FAMU law prof leaves
James Smith said he left his job as an Army prosecutor to join FAMU's fledgling law school because he believed so strongly in its mission. But last week, Smith (left) abruptly resigned, stunning his students and raising fresh questions about the depth of the law school's problems. Smith told The Gradebook in an e-mail that he quit for "professional, personal and financial reasons" but declined to be more specific. "While there some frustrations," he wrote, "I will choose to focus on the good times, for there were plenty."
Smith might not be talking, but FAMU law students are.
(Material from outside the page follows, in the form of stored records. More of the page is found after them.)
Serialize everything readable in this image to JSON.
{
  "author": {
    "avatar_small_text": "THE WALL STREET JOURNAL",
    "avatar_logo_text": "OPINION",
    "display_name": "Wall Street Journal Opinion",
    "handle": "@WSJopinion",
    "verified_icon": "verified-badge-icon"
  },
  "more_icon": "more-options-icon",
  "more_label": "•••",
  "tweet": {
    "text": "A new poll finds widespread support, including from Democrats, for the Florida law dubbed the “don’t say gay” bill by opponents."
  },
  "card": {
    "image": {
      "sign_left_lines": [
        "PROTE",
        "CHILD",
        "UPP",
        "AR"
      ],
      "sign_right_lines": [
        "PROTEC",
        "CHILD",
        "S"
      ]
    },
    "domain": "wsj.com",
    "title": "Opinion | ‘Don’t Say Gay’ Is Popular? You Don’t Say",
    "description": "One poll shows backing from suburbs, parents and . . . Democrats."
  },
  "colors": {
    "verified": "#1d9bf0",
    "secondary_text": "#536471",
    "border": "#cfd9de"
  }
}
Some said the departure of a popular, highly regarded professor should send red flags to FAMU administrators and to supporters outside the law school. "He was the best professor there by a long shot," one former student, who asked to remain anonymous for fear of retribution from other faculty and administrators, said by email. His departure is "just indicative of the situation at the school," said another student, Robert Grimaldi, also by e-mail. "Faculty members are apparently being treated poorly by the COL administration. … I am disappointed he would leave, but I can't blame him either."
Smith got his bachelor's degree from historically black Hampton University and his law degree from Duke, where he said he was one of only four black men in his class. "We have a long way to go in terms of diversity in the legal profession, particularly with regard to African American men, and I wanted to be part of the solution," Smith wrote in his email. To continue reading Smith's comments, click here.
- Ron Matus, state education reporter